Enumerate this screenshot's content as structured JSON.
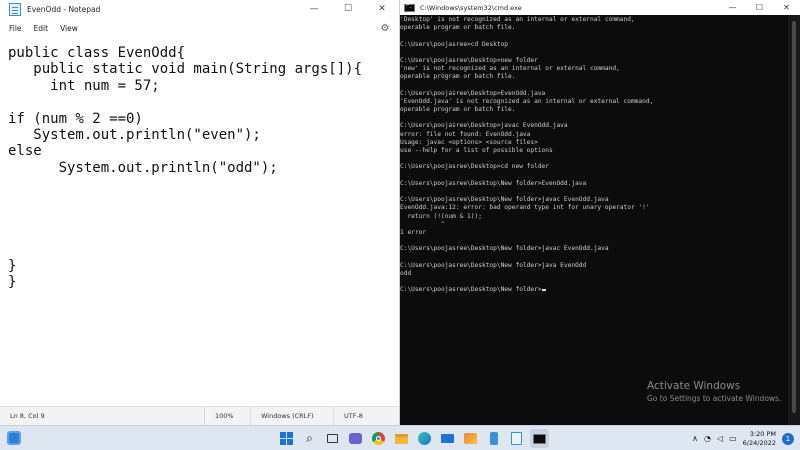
{
  "notepad": {
    "title": "EvenOdd - Notepad",
    "menu": [
      "File",
      "Edit",
      "View"
    ],
    "lines": [
      "public class EvenOdd{",
      "   public static void main(String args[]){",
      "     int num = 57;",
      "",
      "if (num % 2 ==0)",
      "   System.out.println(\"even\");",
      "else",
      "      System.out.println(\"odd\");",
      "",
      "",
      "",
      "",
      "",
      "}",
      "}"
    ],
    "status": {
      "position": "Ln 8, Col 9",
      "zoom": "100%",
      "line_ending": "Windows (CRLF)",
      "encoding": "UTF-8"
    }
  },
  "cmd": {
    "title": "C:\\Windows\\system32\\cmd.exe",
    "lines": [
      "'Desktop' is not recognized as an internal or external command,",
      "operable program or batch file.",
      "",
      "C:\\Users\\poojasree>cd Desktop",
      "",
      "C:\\Users\\poojasree\\Desktop>new folder",
      "'new' is not recognized as an internal or external command,",
      "operable program or batch file.",
      "",
      "C:\\Users\\poojasree\\Desktop>EvenOdd.java",
      "'EvenOdd.java' is not recognized as an internal or external command,",
      "operable program or batch file.",
      "",
      "C:\\Users\\poojasree\\Desktop>javac EvenOdd.java",
      "error: file not found: EvenOdd.java",
      "Usage: javac <options> <source files>",
      "use --help for a list of possible options",
      "",
      "C:\\Users\\poojasree\\Desktop>cd new folder",
      "",
      "C:\\Users\\poojasree\\Desktop\\New folder>EvenOdd.java",
      "",
      "C:\\Users\\poojasree\\Desktop\\New folder>javac EvenOdd.java",
      "EvenOdd.java:12: error: bad operand type int for unary operator '!'",
      "  return (!(num & 1));",
      "           ^",
      "1 error",
      "",
      "C:\\Users\\poojasree\\Desktop\\New folder>javac EvenOdd.java",
      "",
      "C:\\Users\\poojasree\\Desktop\\New folder>java EvenOdd",
      "odd",
      "",
      "C:\\Users\\poojasree\\Desktop\\New folder>"
    ],
    "watermark": {
      "title": "Activate Windows",
      "subtitle": "Go to Settings to activate Windows."
    }
  },
  "taskbar": {
    "time": "3:20 PM",
    "date": "6/24/2022",
    "notification_count": "1",
    "icons": [
      "windows-start-icon",
      "search-icon",
      "task-view-icon",
      "chat-icon",
      "chrome-icon",
      "file-explorer-icon",
      "edge-icon",
      "mail-icon",
      "photos-icon",
      "phone-link-icon",
      "notepad-icon",
      "terminal-icon"
    ],
    "colors": {
      "taskbar_bg": "#dde6f1",
      "accent": "#1a73d9"
    }
  }
}
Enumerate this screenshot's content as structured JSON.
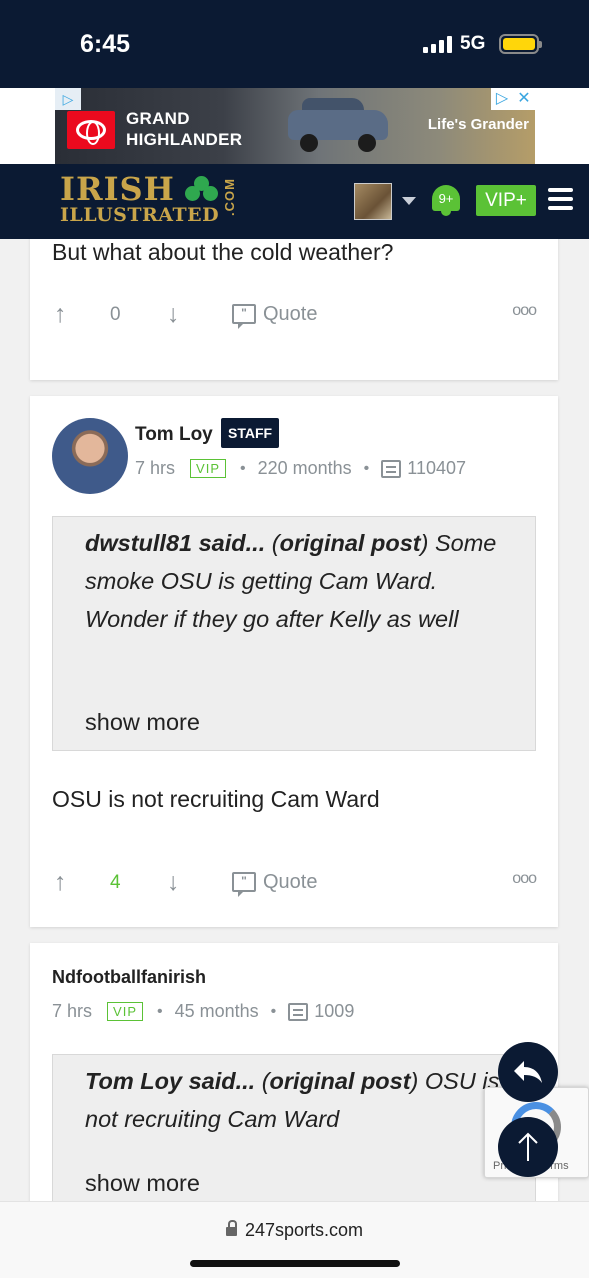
{
  "status_bar": {
    "time": "6:45",
    "network": "5G"
  },
  "ad": {
    "model": "GRAND\nHIGHLANDER",
    "tagline": "Life's Grander",
    "adchoices_icon": "adchoices-icon",
    "close_icon": "close-icon"
  },
  "header": {
    "logo_line1": "IRISH",
    "logo_line2": "ILLUSTRATED",
    "logo_dotcom": ".COM",
    "notifications_count": "9+",
    "vip_label": "VIP+",
    "accent_color": "#5bc236",
    "navy_color": "#0b1a33"
  },
  "posts": [
    {
      "text": "But what about the cold weather?",
      "votes": "0",
      "quote_label": "Quote",
      "more_icon": "ooo"
    },
    {
      "author": "Tom Loy",
      "badge": "STAFF",
      "time": "7 hrs",
      "vip": "VIP",
      "tenure": "220 months",
      "post_count": "110407",
      "quote_author": "dwstull81 said...",
      "quote_link": "original post",
      "quote_text": "Some smoke OSU is getting Cam Ward. Wonder if they go after Kelly as well",
      "show_more": "show more",
      "text": "OSU is not recruiting Cam Ward",
      "votes": "4",
      "quote_label": "Quote",
      "more_icon": "ooo"
    },
    {
      "author": "Ndfootballfanirish",
      "time": "7 hrs",
      "vip": "VIP",
      "tenure": "45 months",
      "post_count": "1009",
      "quote_author": "Tom Loy said...",
      "quote_link": "original post",
      "quote_text": "OSU is not recruiting Cam Ward",
      "show_more": "show more"
    }
  ],
  "recaptcha": {
    "text": "Privacy - Terms"
  },
  "browser": {
    "url": "247sports.com"
  }
}
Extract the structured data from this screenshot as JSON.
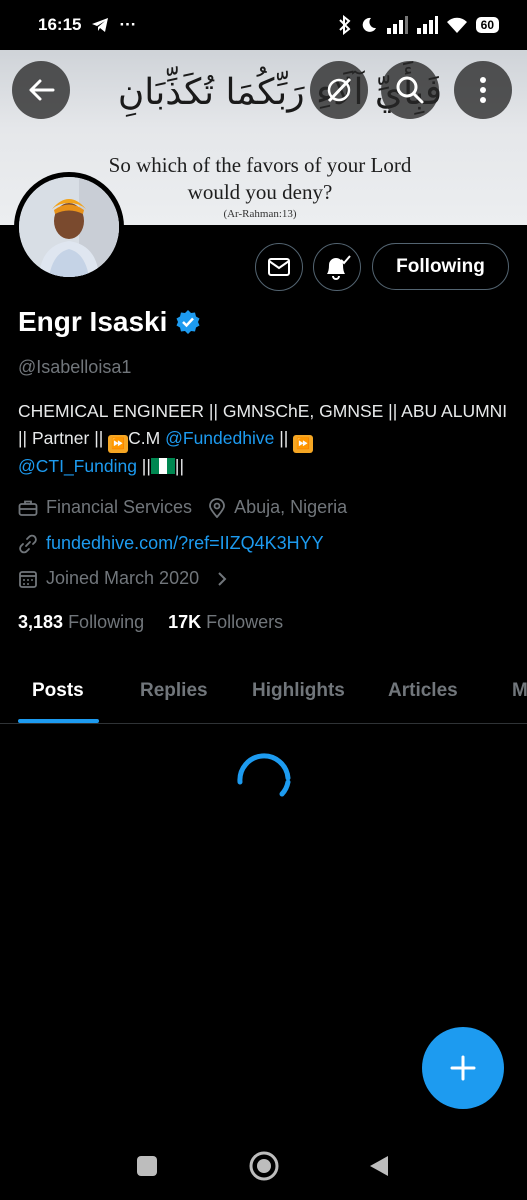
{
  "status_bar": {
    "time": "16:15",
    "more": "···",
    "battery": "60"
  },
  "banner": {
    "arabic": "فَبِأَيِّ آلَاءِ رَبِّكُمَا تُكَذِّبَانِ",
    "line1": "So which of the favors of your Lord",
    "line2": "would you deny?",
    "reference": "(Ar-Rahman:13)"
  },
  "header_buttons": {
    "back": "back-arrow-icon",
    "grok": "grok-icon",
    "search": "search-icon",
    "more": "more-vertical-icon"
  },
  "actions": {
    "following_label": "Following"
  },
  "profile": {
    "name": "Engr Isaski",
    "handle": "@Isabelloisa1",
    "bio_part1": "CHEMICAL ENGINEER || GMNSChE, GMNSE || ABU ALUMNI || Partner || ",
    "bio_part2": "C.M ",
    "bio_link1": "@Fundedhive",
    "bio_part3": " || ",
    "bio_link2": "@CTI_Funding",
    "bio_part4": " ||",
    "bio_part5": "||",
    "category": "Financial Services",
    "location": "Abuja, Nigeria",
    "website": "fundedhive.com/?ref=IIZQ4K3HYY",
    "joined": "Joined March 2020"
  },
  "stats": {
    "following_count": "3,183",
    "following_label": "Following",
    "followers_count": "17K",
    "followers_label": "Followers"
  },
  "tabs": [
    {
      "label": "Posts"
    },
    {
      "label": "Replies"
    },
    {
      "label": "Highlights"
    },
    {
      "label": "Articles"
    },
    {
      "label": "M"
    }
  ],
  "colors": {
    "accent": "#1d9bf0",
    "background": "#000000",
    "muted_text": "#71767b"
  }
}
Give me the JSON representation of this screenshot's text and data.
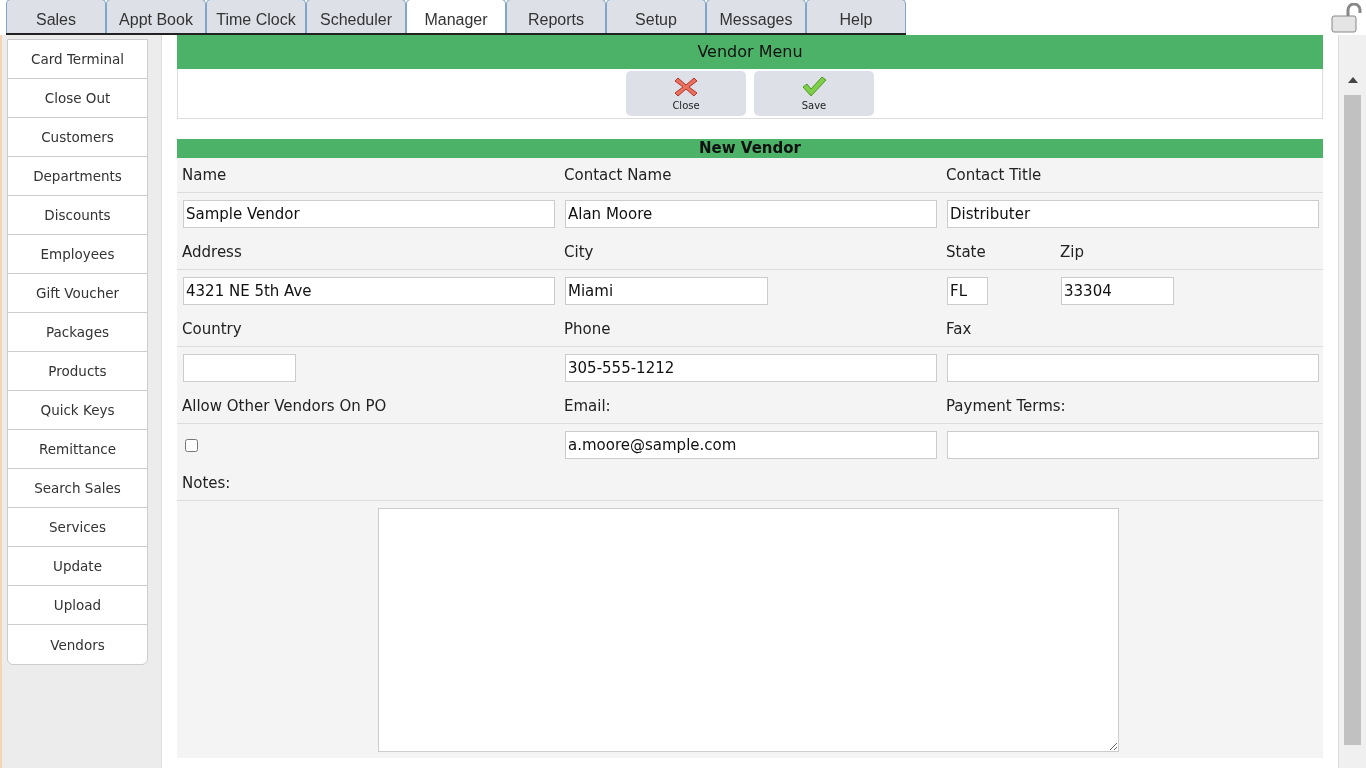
{
  "tabs": [
    {
      "label": "Sales",
      "selected": false
    },
    {
      "label": "Appt Book",
      "selected": false
    },
    {
      "label": "Time Clock",
      "selected": false
    },
    {
      "label": "Scheduler",
      "selected": false
    },
    {
      "label": "Manager",
      "selected": true
    },
    {
      "label": "Reports",
      "selected": false
    },
    {
      "label": "Setup",
      "selected": false
    },
    {
      "label": "Messages",
      "selected": false
    },
    {
      "label": "Help",
      "selected": false
    }
  ],
  "sidebar": {
    "items": [
      {
        "label": "Card Terminal"
      },
      {
        "label": "Close Out"
      },
      {
        "label": "Customers"
      },
      {
        "label": "Departments"
      },
      {
        "label": "Discounts"
      },
      {
        "label": "Employees"
      },
      {
        "label": "Gift Voucher"
      },
      {
        "label": "Packages"
      },
      {
        "label": "Products"
      },
      {
        "label": "Quick Keys"
      },
      {
        "label": "Remittance"
      },
      {
        "label": "Search Sales"
      },
      {
        "label": "Services"
      },
      {
        "label": "Update"
      },
      {
        "label": "Upload"
      },
      {
        "label": "Vendors"
      }
    ]
  },
  "vendor_menu": {
    "title": "Vendor Menu",
    "buttons": [
      {
        "label": "Close",
        "kind": "close"
      },
      {
        "label": "Save",
        "kind": "save"
      }
    ]
  },
  "form": {
    "title": "New Vendor",
    "rows": [
      {
        "cells": [
          {
            "fields": [
              {
                "label": "Name",
                "kind": "wide",
                "value": "Sample Vendor"
              }
            ]
          },
          {
            "fields": [
              {
                "label": "Contact Name",
                "kind": "wide",
                "value": "Alan Moore"
              }
            ]
          },
          {
            "fields": [
              {
                "label": "Contact Title",
                "kind": "wide",
                "value": "Distributer"
              }
            ]
          }
        ]
      },
      {
        "cells": [
          {
            "fields": [
              {
                "label": "Address",
                "kind": "wide",
                "value": "4321 NE 5th Ave"
              }
            ]
          },
          {
            "fields": [
              {
                "label": "City",
                "kind": "medium",
                "value": "Miami"
              }
            ]
          },
          {
            "fields": [
              {
                "label": "State",
                "kind": "tiny",
                "value": "FL"
              },
              {
                "label": "Zip",
                "kind": "short",
                "value": "33304"
              }
            ]
          }
        ]
      },
      {
        "cells": [
          {
            "fields": [
              {
                "label": "Country",
                "kind": "short"
              }
            ]
          },
          {
            "fields": [
              {
                "label": "Phone",
                "kind": "wide",
                "value": "305-555-1212"
              }
            ]
          },
          {
            "fields": [
              {
                "label": "Fax",
                "kind": "wide"
              }
            ]
          }
        ]
      },
      {
        "cells": [
          {
            "fields": [
              {
                "label": "Allow Other Vendors On PO",
                "kind": "checkbox",
                "checked": false
              }
            ]
          },
          {
            "fields": [
              {
                "label": "Email:",
                "kind": "wide",
                "value": "a.moore@sample.com"
              }
            ]
          },
          {
            "fields": [
              {
                "label": "Payment Terms:",
                "kind": "wide"
              }
            ]
          }
        ]
      }
    ],
    "notes": {
      "label": "Notes:"
    }
  }
}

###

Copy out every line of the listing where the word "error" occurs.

### OUTPUT
      "error: file not found: EvenOdd.java",
      "EvenOdd.java:12: error: bad operand type int for unary operator '!'",
      "1 error",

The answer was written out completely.